By the late 1990s, as the Celtic Tiger began to roar, the dormer bungalow had earned itself a questionable reputation as planners allowed sprawling super-dormers to dominate rural areas of beauty and scenic coastlines.
More recently, however, the dormer has been reinvented and reinvigorated and more understated and stylish versions are making a comeback in renovations of one-off houses.
This is also happening in new developments, such as Ballinahinch Wood in the Co Wicklow village of Ashford and Glenheron in Greystones. All in a bid to cater for suitable home starved down-traders.
Dormer windows have been used to a more sophisticated effect in vernacular architecture for centuries. On Carrickbrack Road, where Sutton meets Howth, two exotically named older dormer-style bungalows called Gypsy's Acre and Casablanca used to sandwich an early 20th century single-storey cottage.
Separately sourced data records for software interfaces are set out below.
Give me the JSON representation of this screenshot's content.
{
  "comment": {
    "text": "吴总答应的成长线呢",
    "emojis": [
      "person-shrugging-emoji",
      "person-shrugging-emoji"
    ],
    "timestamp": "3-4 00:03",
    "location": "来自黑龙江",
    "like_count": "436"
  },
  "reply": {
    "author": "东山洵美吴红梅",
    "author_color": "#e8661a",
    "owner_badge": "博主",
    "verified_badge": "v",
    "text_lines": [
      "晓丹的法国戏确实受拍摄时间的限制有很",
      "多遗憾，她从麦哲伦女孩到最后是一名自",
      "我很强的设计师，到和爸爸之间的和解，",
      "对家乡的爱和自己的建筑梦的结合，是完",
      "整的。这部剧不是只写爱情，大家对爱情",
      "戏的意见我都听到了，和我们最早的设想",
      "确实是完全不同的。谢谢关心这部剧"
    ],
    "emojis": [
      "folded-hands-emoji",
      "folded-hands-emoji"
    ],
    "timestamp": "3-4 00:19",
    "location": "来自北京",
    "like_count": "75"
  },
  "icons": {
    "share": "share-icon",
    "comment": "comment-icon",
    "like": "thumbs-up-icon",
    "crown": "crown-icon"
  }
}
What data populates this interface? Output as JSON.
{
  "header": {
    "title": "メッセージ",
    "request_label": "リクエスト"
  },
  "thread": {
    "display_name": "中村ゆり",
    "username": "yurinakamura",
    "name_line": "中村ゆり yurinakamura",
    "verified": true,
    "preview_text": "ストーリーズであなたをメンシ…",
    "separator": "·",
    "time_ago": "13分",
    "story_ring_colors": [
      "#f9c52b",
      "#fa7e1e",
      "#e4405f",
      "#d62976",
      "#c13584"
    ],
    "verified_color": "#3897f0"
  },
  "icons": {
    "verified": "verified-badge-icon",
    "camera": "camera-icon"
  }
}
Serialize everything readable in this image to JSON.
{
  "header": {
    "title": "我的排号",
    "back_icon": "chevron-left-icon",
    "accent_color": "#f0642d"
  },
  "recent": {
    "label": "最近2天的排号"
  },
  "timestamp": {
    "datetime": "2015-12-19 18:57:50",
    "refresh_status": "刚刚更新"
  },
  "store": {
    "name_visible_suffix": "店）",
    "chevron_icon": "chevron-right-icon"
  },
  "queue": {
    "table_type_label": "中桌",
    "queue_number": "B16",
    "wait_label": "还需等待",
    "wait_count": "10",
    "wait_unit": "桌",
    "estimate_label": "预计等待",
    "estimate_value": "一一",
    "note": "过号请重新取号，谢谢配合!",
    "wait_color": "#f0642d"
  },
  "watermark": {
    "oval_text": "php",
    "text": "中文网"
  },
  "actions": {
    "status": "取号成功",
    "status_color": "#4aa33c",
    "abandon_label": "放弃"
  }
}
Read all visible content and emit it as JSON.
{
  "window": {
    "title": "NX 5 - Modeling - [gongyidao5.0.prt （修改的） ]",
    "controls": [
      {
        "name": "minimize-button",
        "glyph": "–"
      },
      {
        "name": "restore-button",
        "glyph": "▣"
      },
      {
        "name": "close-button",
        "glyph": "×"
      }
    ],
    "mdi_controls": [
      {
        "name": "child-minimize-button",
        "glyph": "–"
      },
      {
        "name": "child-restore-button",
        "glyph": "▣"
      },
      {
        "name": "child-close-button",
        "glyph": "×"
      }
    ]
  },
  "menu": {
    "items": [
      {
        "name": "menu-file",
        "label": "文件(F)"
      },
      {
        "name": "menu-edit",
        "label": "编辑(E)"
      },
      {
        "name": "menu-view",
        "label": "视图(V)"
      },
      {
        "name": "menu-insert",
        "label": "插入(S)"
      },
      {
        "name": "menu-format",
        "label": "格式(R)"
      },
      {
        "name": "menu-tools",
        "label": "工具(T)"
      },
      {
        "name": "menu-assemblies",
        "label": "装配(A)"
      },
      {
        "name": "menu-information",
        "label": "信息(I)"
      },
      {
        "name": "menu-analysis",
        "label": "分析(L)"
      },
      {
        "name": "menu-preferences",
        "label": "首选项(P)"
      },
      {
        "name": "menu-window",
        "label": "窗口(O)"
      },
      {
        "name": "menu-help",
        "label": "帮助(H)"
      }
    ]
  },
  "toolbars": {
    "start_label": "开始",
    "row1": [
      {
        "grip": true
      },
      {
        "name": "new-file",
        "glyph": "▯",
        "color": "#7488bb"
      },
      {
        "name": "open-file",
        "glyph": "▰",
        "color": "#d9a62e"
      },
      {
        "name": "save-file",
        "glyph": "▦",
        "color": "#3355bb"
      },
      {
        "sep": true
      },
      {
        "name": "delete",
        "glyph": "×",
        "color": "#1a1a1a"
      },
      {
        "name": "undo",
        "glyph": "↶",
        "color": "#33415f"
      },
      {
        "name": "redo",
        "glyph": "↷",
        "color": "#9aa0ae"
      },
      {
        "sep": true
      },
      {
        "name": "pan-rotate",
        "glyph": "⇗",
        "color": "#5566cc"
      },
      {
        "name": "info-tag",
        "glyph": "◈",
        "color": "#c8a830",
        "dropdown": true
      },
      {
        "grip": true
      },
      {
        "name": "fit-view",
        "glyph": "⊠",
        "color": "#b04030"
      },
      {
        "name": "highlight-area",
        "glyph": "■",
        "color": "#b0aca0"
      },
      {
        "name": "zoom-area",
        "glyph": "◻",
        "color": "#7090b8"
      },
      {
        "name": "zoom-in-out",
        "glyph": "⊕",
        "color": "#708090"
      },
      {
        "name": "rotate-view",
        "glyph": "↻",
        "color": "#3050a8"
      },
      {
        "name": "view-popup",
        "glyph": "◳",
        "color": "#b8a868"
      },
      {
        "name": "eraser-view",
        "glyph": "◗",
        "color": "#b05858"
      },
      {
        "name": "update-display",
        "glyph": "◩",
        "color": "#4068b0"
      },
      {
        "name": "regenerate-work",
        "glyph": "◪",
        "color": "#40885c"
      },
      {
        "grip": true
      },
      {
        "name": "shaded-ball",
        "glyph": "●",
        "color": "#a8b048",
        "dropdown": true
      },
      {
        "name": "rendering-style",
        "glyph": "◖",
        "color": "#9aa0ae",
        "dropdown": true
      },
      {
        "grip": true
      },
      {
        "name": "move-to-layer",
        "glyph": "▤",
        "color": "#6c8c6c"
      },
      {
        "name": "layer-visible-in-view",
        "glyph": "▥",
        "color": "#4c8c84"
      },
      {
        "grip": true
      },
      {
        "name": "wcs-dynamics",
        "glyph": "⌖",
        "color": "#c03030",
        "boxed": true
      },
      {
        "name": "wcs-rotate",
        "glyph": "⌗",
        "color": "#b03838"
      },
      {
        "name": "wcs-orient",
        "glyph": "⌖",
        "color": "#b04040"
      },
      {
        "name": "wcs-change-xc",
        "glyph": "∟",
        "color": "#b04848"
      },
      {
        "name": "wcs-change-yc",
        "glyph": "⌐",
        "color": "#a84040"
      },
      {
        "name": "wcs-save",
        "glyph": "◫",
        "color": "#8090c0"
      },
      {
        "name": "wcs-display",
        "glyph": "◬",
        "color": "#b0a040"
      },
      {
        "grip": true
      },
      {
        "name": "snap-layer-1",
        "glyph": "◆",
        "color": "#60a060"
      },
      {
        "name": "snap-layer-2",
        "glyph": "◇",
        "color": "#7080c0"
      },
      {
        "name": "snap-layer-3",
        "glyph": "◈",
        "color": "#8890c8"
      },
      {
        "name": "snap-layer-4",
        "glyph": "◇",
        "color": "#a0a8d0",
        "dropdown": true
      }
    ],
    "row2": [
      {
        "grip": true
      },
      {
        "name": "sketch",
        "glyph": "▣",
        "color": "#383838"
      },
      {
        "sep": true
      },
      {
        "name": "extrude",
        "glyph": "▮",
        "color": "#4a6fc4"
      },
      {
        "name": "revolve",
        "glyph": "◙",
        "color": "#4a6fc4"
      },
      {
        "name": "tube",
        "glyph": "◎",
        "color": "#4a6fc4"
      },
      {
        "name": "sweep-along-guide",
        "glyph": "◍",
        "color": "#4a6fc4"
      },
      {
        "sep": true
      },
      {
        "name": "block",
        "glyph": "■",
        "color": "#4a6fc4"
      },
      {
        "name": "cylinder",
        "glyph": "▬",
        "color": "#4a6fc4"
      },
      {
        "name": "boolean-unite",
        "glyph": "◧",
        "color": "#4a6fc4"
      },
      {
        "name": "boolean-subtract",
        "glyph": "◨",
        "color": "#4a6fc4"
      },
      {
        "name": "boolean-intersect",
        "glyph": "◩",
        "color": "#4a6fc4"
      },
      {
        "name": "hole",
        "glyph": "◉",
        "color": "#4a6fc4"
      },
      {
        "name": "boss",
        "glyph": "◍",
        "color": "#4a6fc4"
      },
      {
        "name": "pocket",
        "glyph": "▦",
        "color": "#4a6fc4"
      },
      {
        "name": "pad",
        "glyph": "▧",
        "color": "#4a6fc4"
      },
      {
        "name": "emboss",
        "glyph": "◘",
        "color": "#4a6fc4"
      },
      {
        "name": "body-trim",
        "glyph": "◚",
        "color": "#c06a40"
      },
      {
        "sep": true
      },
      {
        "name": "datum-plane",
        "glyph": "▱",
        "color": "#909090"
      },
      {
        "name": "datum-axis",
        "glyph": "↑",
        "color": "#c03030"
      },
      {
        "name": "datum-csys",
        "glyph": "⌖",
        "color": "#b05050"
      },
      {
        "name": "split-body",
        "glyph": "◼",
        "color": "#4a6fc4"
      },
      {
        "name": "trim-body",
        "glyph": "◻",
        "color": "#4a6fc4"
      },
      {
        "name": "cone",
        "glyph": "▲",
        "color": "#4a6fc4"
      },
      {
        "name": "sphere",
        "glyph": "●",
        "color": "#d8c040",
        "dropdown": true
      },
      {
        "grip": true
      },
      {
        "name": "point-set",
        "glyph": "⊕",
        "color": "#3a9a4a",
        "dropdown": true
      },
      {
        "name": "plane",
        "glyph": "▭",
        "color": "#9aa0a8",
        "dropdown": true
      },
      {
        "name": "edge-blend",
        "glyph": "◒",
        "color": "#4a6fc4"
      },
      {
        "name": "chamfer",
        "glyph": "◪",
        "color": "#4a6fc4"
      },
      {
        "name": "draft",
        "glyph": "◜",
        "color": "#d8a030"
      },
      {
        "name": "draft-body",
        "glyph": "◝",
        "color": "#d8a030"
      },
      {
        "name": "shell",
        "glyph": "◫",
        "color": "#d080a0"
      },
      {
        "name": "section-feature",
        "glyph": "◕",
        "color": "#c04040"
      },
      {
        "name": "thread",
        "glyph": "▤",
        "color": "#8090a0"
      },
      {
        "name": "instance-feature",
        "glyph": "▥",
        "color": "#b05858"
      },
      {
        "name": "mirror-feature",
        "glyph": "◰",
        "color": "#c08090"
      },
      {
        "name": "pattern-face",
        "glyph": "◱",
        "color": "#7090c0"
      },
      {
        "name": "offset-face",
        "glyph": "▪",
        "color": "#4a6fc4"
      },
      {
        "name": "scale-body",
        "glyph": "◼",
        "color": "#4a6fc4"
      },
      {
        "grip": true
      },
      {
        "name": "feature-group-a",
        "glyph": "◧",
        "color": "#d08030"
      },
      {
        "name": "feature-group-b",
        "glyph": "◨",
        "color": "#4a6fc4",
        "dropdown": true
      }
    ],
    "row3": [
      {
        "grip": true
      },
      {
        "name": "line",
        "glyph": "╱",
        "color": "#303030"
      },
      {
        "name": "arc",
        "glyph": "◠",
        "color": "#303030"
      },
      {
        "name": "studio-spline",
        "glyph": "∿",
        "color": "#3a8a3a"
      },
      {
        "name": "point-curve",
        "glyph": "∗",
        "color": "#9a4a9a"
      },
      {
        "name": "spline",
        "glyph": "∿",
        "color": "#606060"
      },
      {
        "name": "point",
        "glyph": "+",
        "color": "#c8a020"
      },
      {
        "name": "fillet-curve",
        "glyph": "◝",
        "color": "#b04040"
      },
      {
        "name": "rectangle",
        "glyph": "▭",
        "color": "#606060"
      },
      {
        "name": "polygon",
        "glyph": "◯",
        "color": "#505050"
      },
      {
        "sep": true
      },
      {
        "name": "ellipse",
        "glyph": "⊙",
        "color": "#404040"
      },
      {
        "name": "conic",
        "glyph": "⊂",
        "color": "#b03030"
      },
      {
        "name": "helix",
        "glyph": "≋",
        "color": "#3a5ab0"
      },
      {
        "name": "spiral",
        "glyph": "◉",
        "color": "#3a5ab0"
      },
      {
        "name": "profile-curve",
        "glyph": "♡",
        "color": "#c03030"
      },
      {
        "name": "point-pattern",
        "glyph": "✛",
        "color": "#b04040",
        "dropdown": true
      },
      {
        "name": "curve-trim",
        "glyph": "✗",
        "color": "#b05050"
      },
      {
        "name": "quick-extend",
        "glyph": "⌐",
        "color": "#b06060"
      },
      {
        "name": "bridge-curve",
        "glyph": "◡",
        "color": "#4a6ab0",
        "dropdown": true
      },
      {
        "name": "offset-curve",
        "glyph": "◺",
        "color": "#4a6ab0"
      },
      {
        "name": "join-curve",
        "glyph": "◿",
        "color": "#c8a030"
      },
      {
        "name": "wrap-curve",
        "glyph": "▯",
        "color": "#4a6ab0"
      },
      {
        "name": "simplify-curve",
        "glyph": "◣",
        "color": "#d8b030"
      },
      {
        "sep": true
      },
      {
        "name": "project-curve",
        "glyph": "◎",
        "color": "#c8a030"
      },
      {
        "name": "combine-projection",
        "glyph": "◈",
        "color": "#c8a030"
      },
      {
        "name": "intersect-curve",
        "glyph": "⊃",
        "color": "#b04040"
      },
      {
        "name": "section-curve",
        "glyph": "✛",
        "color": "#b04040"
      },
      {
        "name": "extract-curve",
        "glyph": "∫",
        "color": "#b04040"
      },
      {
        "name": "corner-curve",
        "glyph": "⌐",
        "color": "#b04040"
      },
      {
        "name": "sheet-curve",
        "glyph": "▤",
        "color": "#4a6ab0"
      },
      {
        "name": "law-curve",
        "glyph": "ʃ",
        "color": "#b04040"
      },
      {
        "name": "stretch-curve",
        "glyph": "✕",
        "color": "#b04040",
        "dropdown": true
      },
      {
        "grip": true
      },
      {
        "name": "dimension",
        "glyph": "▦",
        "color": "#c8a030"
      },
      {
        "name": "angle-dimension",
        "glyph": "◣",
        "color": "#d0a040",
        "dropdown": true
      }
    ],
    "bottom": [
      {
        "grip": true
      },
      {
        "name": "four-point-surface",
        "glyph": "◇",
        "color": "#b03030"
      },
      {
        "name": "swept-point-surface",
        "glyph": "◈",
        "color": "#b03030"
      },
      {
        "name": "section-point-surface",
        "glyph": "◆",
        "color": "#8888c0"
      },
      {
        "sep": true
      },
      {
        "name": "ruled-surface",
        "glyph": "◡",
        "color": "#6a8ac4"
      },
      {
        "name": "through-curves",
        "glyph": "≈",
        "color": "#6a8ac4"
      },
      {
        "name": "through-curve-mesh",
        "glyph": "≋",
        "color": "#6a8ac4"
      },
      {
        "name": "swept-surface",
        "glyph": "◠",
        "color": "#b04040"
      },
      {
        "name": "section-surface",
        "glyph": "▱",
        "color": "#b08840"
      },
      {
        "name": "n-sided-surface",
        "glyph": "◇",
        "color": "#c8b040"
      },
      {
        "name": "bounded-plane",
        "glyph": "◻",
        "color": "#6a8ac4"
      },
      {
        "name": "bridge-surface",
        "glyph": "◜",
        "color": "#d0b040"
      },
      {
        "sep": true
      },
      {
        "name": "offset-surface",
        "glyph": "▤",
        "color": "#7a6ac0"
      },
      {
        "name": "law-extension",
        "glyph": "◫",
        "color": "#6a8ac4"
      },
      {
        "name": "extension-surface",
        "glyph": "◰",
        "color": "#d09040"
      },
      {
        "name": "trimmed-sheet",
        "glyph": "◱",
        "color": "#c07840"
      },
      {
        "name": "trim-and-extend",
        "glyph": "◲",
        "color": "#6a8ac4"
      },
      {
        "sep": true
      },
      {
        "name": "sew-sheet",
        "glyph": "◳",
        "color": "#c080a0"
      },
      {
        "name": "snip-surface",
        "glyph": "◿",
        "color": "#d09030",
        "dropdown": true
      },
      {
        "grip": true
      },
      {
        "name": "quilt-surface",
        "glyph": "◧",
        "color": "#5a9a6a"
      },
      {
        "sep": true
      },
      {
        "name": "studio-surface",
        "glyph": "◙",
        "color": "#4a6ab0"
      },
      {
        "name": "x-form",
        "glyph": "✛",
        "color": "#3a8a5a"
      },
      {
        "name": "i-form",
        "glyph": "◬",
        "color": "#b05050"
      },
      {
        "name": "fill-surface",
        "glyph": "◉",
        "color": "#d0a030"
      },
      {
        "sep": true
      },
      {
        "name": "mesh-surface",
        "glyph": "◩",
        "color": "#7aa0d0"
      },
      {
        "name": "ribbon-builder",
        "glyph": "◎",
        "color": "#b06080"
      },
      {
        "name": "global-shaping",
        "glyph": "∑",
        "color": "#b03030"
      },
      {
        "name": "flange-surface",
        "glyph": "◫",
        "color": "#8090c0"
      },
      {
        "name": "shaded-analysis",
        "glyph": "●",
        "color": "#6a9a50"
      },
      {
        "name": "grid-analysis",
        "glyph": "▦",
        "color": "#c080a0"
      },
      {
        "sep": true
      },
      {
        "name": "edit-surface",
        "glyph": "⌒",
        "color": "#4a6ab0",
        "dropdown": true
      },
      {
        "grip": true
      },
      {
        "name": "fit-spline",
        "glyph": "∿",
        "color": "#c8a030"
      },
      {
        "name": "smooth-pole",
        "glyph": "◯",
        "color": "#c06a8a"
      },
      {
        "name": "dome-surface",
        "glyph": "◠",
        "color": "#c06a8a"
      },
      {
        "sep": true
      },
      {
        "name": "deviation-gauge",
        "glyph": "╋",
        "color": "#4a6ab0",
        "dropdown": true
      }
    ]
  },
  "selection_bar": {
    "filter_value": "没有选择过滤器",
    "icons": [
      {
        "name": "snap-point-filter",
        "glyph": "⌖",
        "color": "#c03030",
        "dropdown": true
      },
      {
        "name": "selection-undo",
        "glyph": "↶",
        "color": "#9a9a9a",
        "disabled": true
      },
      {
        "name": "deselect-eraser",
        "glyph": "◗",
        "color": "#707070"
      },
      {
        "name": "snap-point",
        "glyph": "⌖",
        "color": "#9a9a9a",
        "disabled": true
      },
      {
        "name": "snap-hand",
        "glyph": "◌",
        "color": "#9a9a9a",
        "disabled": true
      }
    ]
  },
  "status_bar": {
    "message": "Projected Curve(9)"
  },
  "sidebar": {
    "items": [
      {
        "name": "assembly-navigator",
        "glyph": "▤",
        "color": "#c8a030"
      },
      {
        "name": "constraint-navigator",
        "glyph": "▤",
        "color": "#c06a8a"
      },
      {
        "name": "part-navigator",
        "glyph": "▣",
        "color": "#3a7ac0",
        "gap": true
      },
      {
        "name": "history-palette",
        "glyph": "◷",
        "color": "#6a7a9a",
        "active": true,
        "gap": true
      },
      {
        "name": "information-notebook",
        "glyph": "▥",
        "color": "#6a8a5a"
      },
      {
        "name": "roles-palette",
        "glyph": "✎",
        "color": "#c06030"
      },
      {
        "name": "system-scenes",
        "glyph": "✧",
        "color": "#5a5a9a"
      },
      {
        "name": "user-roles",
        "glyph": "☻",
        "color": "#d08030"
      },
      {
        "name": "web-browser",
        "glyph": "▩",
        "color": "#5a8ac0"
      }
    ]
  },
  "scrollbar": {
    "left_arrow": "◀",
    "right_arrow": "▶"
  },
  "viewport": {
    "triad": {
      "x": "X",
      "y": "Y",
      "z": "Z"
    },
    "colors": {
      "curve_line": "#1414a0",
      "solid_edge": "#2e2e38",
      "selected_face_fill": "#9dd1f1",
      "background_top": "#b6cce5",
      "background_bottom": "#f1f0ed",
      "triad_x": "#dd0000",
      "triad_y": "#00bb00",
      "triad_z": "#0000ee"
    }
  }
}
This cottage has been reduced to its shell and transformed into a contemporary-style version of a dormer.
Apart from its one wall, little remains of the cottage originally in situ. The builders replaced its rear extension with a dual-aspect structure, and added a raised roof with a front dormer window for a master bedroom suite.
Cooltray, as the revamped home is now called, is located on the southern side of Carrickbrack Road, about 1km from Sutton Cross, the main village centre for Sutton, the narrow strip of land connecting Dublin with Howth, which used to be an island.
The modernised cottage, which has just gone on the market, is a mere 100m from Sutton Strand, which faces Bull Island and the city.
According to selling agent Conor Gallagher, the original property was likely a railway cottage for the Hill of Howth tramway, which ran from Sutton station to Howth summit via Carrickbrack Road between 1901 and 1959 and was designed to attract more tourists to the harbour village and the circuitous cliff walks of Howth Head.
Alternatively, Gallagher says, Cooltray may either have served as a workman's lodge for the Howth Castle estate, which was owned by the St Lawrence family from 1180 until earlier this year, when it was sold off to Irish investment group Tetrarch Capital.
After the cottage's last owner died, the house was bought by a developer who obtained planning permission to rebuild it and construct a detached four-bed dormer bungalow on a neighbouring site.
The latter site was sold for about €400,000 and an investor financed the rebuilding of Cooltray itself.
The transformed cottage now has 1,484 sq ft of living space and three bedrooms. Munster Joinery supplied the triple-glazed windows throughout.
The front walls of Cooltray are wired for an electric sliding gate and there is plenty of space for parking in its front gravelled driveway. To the rear is a sheltered, sunny, south-facing patio that's been landscaped with shrubs and is enclosed by walls.
The flat roof of the single-storey rear extension has a layer of sedum on top; this succulent plant creates a living green roof that can absorb and filter rainwater, thereby reducing the amount of overflow to the sewage system, is pollinator friendly for bees, and can sequester carbon dioxide.
The ground floor is home to a family bathroom with a free-standing bath on a raised platform. Off the bathroom and utility are two downstairs bedrooms, a layout that would suit downsizers seeking a low-maintenance house that can take them through to old age.
The large open-plan kitchen/dining/living room to the back of the dormer bungalow spans a generous 555 sq ft.
Off the first-floor landing is the master bedroom, which comes with fitted wardrobes and an ensuite shower room with white sanitaryware and Carrera tiles to the floors and walls.
For commuters, there is a bus stop outside that serves a feeder bus to Sutton Dart Station, or they can spend just ten minutes walking to the station.
Viewings are by appointment.